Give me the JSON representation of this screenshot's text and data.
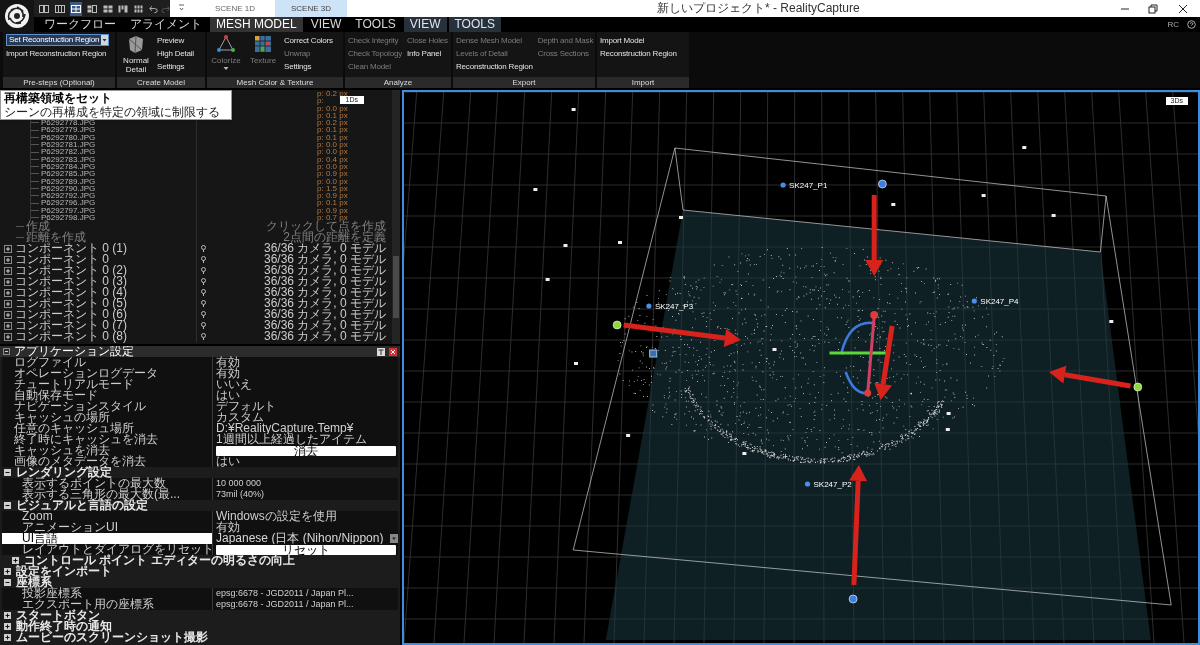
{
  "title_bar": {
    "layout_buttons": [
      {
        "selected": false
      },
      {
        "selected": false
      },
      {
        "selected": true
      },
      {
        "selected": false
      },
      {
        "selected": false
      },
      {
        "selected": false
      },
      {
        "selected": false
      }
    ],
    "scene_tabs": [
      {
        "label": "SCENE 1D",
        "selected": false
      },
      {
        "label": "SCENE 3D",
        "selected": true
      }
    ],
    "title": "新しいプロジェクト* - RealityCapture"
  },
  "menu_tabs": [
    {
      "label": "ワークフロー",
      "kind": "main",
      "selected": false
    },
    {
      "label": "アライメント",
      "kind": "main",
      "selected": false
    },
    {
      "label": "MESH MODEL",
      "kind": "main",
      "selected": true
    },
    {
      "label": "VIEW",
      "kind": "main",
      "selected": false
    },
    {
      "label": "TOOLS",
      "kind": "main",
      "selected": false
    },
    {
      "label": "VIEW",
      "kind": "context",
      "selected": false
    },
    {
      "label": "TOOLS",
      "kind": "context",
      "selected": false
    }
  ],
  "menu_badge": "RC",
  "ribbon": [
    {
      "label": "Pre-steps (Optional)",
      "columns": [
        [
          {
            "label": "Set Reconstruction Region",
            "kind": "dropdown",
            "disabled": false
          },
          {
            "label": "Import Reconstruction Region",
            "kind": "text",
            "disabled": false
          }
        ]
      ]
    },
    {
      "label": "Create Model",
      "columns": [
        [
          {
            "label": "Normal Detail",
            "kind": "large",
            "disabled": false
          }
        ],
        [
          {
            "label": "Preview",
            "kind": "text",
            "disabled": false
          },
          {
            "label": "High Detail",
            "kind": "text",
            "disabled": false
          },
          {
            "label": "Settings",
            "kind": "text",
            "disabled": false
          }
        ]
      ]
    },
    {
      "label": "Mesh Color & Texture",
      "columns": [
        [
          {
            "label": "Colorize",
            "kind": "large_menu",
            "disabled": true
          }
        ],
        [
          {
            "label": "Texture",
            "kind": "large",
            "disabled": true
          }
        ],
        [
          {
            "label": "Correct Colors",
            "kind": "text",
            "disabled": false
          },
          {
            "label": "Unwrap",
            "kind": "text",
            "disabled": true
          },
          {
            "label": "Settings",
            "kind": "text",
            "disabled": false
          }
        ]
      ]
    },
    {
      "label": "Analyze",
      "columns": [
        [
          {
            "label": "Check Integrity",
            "kind": "text",
            "disabled": true
          },
          {
            "label": "Check Topology",
            "kind": "text",
            "disabled": true
          },
          {
            "label": "Clean Model",
            "kind": "text",
            "disabled": true
          }
        ],
        [
          {
            "label": "Close Holes",
            "kind": "text",
            "disabled": true
          },
          {
            "label": "Info Panel",
            "kind": "text",
            "disabled": false
          }
        ]
      ]
    },
    {
      "label": "Export",
      "columns": [
        [
          {
            "label": "Dense Mesh Model",
            "kind": "text",
            "disabled": true
          },
          {
            "label": "Levels of Detail",
            "kind": "text",
            "disabled": true
          },
          {
            "label": "Reconstruction Region",
            "kind": "text",
            "disabled": false
          }
        ],
        [
          {
            "label": "Depth and Mask",
            "kind": "text",
            "disabled": true
          },
          {
            "label": "Cross Sections",
            "kind": "text",
            "disabled": true
          }
        ]
      ]
    },
    {
      "label": "Import",
      "columns": [
        [
          {
            "label": "Import Model",
            "kind": "text",
            "disabled": false
          },
          {
            "label": "Reconstruction Region",
            "kind": "text",
            "disabled": false
          }
        ]
      ]
    }
  ],
  "tooltip": {
    "title": "再構築領域をセット",
    "text": "シーンの再構成を特定の領域に制限する"
  },
  "tree": {
    "badge": "1Ds",
    "images": [
      {
        "value": "p: 0.2 px"
      },
      {
        "value": "p:"
      },
      {
        "value": "p: 0.0 px"
      },
      {
        "value": "p: 0.1 px"
      },
      {
        "name": "P6292778.JPG",
        "value": "p: 0.2 px"
      },
      {
        "name": "P6292779.JPG",
        "value": "p: 0.1 px"
      },
      {
        "name": "P6292780.JPG",
        "value": "p: 0.1 px"
      },
      {
        "name": "P6292781.JPG",
        "value": "p: 0.0 px"
      },
      {
        "name": "P6292782.JPG",
        "value": "p: 0.0 px"
      },
      {
        "name": "P6292783.JPG",
        "value": "p: 0.4 px"
      },
      {
        "name": "P6292784.JPG",
        "value": "p: 0.0 px"
      },
      {
        "name": "P6292785.JPG",
        "value": "p: 0.9 px"
      },
      {
        "name": "P6292789.JPG",
        "value": "p: 0.0 px"
      },
      {
        "name": "P6292790.JPG",
        "value": "p: 1.5 px"
      },
      {
        "name": "P6292792.JPG",
        "value": "p: 0.9 px"
      },
      {
        "name": "P6292796.JPG",
        "value": "p: 0.1 px"
      },
      {
        "name": "P6292797.JPG",
        "value": "p: 0.9 px"
      },
      {
        "name": "P6292798.JPG",
        "value": "p: 0.7 px"
      }
    ],
    "tools": [
      {
        "label": "作成",
        "hint": "クリックして点を作成"
      },
      {
        "label": "距離を作成",
        "hint": "2点間の距離を定義"
      }
    ],
    "components": [
      {
        "label": "コンポーネント 0 (1)",
        "summary": "36/36 カメラ, 0 モデル",
        "expanded": false
      },
      {
        "label": "コンポーネント 0",
        "summary": "36/36 カメラ, 0 モデル",
        "expanded": false
      },
      {
        "label": "コンポーネント 0 (2)",
        "summary": "36/36 カメラ, 0 モデル",
        "expanded": false
      },
      {
        "label": "コンポーネント 0 (3)",
        "summary": "36/36 カメラ, 0 モデル",
        "expanded": false
      },
      {
        "label": "コンポーネント 0 (4)",
        "summary": "36/36 カメラ, 0 モデル",
        "expanded": false
      },
      {
        "label": "コンポーネント 0 (5)",
        "summary": "36/36 カメラ, 0 モデル",
        "expanded": false
      },
      {
        "label": "コンポーネント 0 (6)",
        "summary": "36/36 カメラ, 0 モデル",
        "expanded": false
      },
      {
        "label": "コンポーネント 0 (7)",
        "summary": "36/36 カメラ, 0 モデル",
        "expanded": false
      },
      {
        "label": "コンポーネント 0 (8)",
        "summary": "36/36 カメラ, 0 モデル",
        "expanded": false
      }
    ]
  },
  "settings_panel": {
    "title": "アプリケーション設定",
    "items": [
      {
        "kind": "row",
        "key": "ログファイル",
        "value": {
          "kind": "text",
          "text": "有効"
        },
        "selected": false
      },
      {
        "kind": "row",
        "key": "オペレーションログデータ",
        "value": {
          "kind": "text",
          "text": "有効"
        },
        "selected": false
      },
      {
        "kind": "row",
        "key": "チュートリアルモード",
        "value": {
          "kind": "text",
          "text": "いいえ"
        },
        "selected": false
      },
      {
        "kind": "row",
        "key": "自動保存モード",
        "value": {
          "kind": "text",
          "text": "はい"
        },
        "selected": false
      },
      {
        "kind": "row",
        "key": "ナビゲーションスタイル",
        "value": {
          "kind": "text",
          "text": "デフォルト"
        },
        "selected": false
      },
      {
        "kind": "row",
        "key": "キャッシュの場所",
        "value": {
          "kind": "text",
          "text": "カスタム"
        },
        "selected": false
      },
      {
        "kind": "row",
        "key": "任意のキャッシュ場所",
        "value": {
          "kind": "text",
          "text": "D:¥RealityCapture.Temp¥"
        },
        "selected": false
      },
      {
        "kind": "row",
        "key": "終了時にキャッシュを消去",
        "value": {
          "kind": "text",
          "text": "1週間以上経過したアイテム"
        },
        "selected": false
      },
      {
        "kind": "row",
        "key": "キャッシュを消去",
        "value": {
          "kind": "button",
          "text": "消去"
        },
        "selected": false
      },
      {
        "kind": "row",
        "key": "画像のメタデータを消去",
        "value": {
          "kind": "text",
          "text": "はい"
        },
        "selected": false
      },
      {
        "kind": "section",
        "label": "レンダリング設定",
        "expanded": true,
        "children": [
          {
            "kind": "row",
            "key": "表示するポイントの最大数",
            "value": {
              "kind": "text",
              "text": "10 000 000"
            },
            "selected": false
          },
          {
            "kind": "row",
            "key": "表示する三角形の最大数(最...",
            "value": {
              "kind": "text",
              "text": "73mil (40%)"
            },
            "selected": false
          }
        ]
      },
      {
        "kind": "section",
        "label": "ビジュアルと言語の設定",
        "expanded": true,
        "children": [
          {
            "kind": "row",
            "key": "Zoom",
            "value": {
              "kind": "text",
              "text": "Windowsの設定を使用"
            },
            "selected": false
          },
          {
            "kind": "row",
            "key": "アニメーションUI",
            "value": {
              "kind": "text",
              "text": "有効"
            },
            "selected": false
          },
          {
            "kind": "row",
            "key": "UI言語",
            "value": {
              "kind": "dropdown",
              "text": "Japanese (日本 (Nihon/Nippon)"
            },
            "selected": true
          },
          {
            "kind": "row",
            "key": "レイアウトとダイアログをリセット",
            "value": {
              "kind": "button",
              "text": "リセット"
            },
            "selected": false
          },
          {
            "kind": "section",
            "label": "コントロール ポイント エディターの明るさの向上",
            "expanded": false
          }
        ]
      },
      {
        "kind": "section",
        "label": "設定をインポート",
        "expanded": false
      },
      {
        "kind": "section",
        "label": "座標系",
        "expanded": true,
        "children": [
          {
            "kind": "row",
            "key": "投影座標系",
            "value": {
              "kind": "text",
              "text": "epsg:6678 - JGD2011 / Japan Pl..."
            },
            "selected": false
          },
          {
            "kind": "row",
            "key": "エクスポート用の座標系",
            "value": {
              "kind": "text",
              "text": "epsg:6678 - JGD2011 / Japan Pl..."
            },
            "selected": false
          }
        ]
      },
      {
        "kind": "section",
        "label": "スタートボタン",
        "expanded": false
      },
      {
        "kind": "section",
        "label": "動作終了時の通知",
        "expanded": false
      },
      {
        "kind": "section",
        "label": "ムービーのスクリーンショット撮影",
        "expanded": false
      }
    ]
  },
  "viewport": {
    "badge": "3Ds",
    "control_points": [
      {
        "label": "SK247_P1"
      },
      {
        "label": "SK247_P4"
      },
      {
        "label": "SK247_P3"
      },
      {
        "label": "SK247_P2"
      }
    ]
  }
}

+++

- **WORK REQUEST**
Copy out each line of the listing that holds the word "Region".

- **TASK RESPONSE**
            "label": "Set Reconstruction Region",
            "label": "Import Reconstruction Region",
            "label": "Reconstruction Region",
            "label": "Reconstruction Region",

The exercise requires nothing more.